I would have to agree that the cvp was a bit of an illusion. Your reasioning sounds spot on to me. Did you happen to know what his cvp was at the time of the BP drop? Making a decision like that based on a single cvp reading is a little too simplistic. For instance... I am wondering why this patient was on a lasix drip. Has he been volume overloaded and has some renal insufficiency? If so they may want to use the drugs to control his BP rather than fluids. Why is he on levo anyway? With only 50 cc/h UOP and BP instability my instinct would be to give fluids but the reference to the Lasix drip makes me hesitate. Did his lungs sound wet or was he dry?
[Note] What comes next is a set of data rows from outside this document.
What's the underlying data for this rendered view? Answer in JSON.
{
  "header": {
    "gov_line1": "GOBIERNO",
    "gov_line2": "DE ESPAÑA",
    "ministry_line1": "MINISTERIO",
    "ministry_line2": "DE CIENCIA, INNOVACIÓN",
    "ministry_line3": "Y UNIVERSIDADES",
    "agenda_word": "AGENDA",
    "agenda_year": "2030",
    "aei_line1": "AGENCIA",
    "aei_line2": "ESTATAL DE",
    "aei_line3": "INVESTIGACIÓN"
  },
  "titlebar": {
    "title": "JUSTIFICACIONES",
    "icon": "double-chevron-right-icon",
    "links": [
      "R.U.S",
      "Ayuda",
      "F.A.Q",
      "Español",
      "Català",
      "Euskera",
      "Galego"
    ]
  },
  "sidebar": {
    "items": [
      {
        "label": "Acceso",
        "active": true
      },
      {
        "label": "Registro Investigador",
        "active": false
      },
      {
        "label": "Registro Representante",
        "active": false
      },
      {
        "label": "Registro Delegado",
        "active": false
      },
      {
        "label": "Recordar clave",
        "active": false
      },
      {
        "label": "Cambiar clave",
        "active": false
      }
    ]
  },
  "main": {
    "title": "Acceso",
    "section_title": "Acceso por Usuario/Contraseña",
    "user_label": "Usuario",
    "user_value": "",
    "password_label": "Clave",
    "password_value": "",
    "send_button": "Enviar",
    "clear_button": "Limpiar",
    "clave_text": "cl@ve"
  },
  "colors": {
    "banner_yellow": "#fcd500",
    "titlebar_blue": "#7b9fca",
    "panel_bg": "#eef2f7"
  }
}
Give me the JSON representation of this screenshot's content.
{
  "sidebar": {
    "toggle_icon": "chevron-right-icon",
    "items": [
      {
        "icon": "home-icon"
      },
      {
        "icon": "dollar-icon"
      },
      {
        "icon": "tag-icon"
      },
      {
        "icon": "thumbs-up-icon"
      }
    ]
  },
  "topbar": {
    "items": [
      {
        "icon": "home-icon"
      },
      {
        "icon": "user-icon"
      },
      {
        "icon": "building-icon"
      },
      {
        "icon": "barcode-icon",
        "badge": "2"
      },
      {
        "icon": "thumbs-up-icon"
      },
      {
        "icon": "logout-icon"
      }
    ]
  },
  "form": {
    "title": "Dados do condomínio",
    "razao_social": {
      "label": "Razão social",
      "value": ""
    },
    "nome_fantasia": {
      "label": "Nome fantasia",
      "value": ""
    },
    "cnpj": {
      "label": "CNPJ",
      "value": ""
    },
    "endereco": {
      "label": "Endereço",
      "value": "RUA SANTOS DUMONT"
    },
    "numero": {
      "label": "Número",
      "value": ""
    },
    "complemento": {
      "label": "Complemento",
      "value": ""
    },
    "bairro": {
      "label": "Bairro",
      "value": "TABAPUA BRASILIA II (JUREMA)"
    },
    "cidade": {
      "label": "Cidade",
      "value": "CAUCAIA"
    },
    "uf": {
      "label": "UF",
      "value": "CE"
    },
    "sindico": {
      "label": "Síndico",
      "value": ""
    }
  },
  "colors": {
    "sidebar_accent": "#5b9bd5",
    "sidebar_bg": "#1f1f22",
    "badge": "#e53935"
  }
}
So many questions and Critical care is often like putting together a living breathing jigsaw puzzle. Oh yeah, how were his pulses? People hold their pulses better on Levo if there is a little fluid in the tank.
Remember you can also use colloid to expand volume and wean your pressors. Hespan is 5oocc's but is hard on the kidneys. Albumin is often a good choice and is small in volume. There is also plasmanate and plasma protein fraction. If he has had volume overload problems and renal insufficiency then he may have plenty of fluid in his tissues that needs to be shifted into his intravascular space. Colloids are the intervention of choice here.
Or is it possible that they have dried him out too much with the lasix drip as evidenced by the drop in BP and a UOP of only 50 cc's/hr. In that scenario the cvp is certainly an illusion and this patient needs fluid. This is where daily weights and serial daily fluid balance calculations come in along with your physical assessment skills. Determining volume status in a critical patient is rarely as simple as taking a cvp reading. When discussing the patient with a doctor (especially a resident) it is a good idea to have a handle on all of these issues.
P.S. I don't expect an answer to my questions. They are simply food for thought.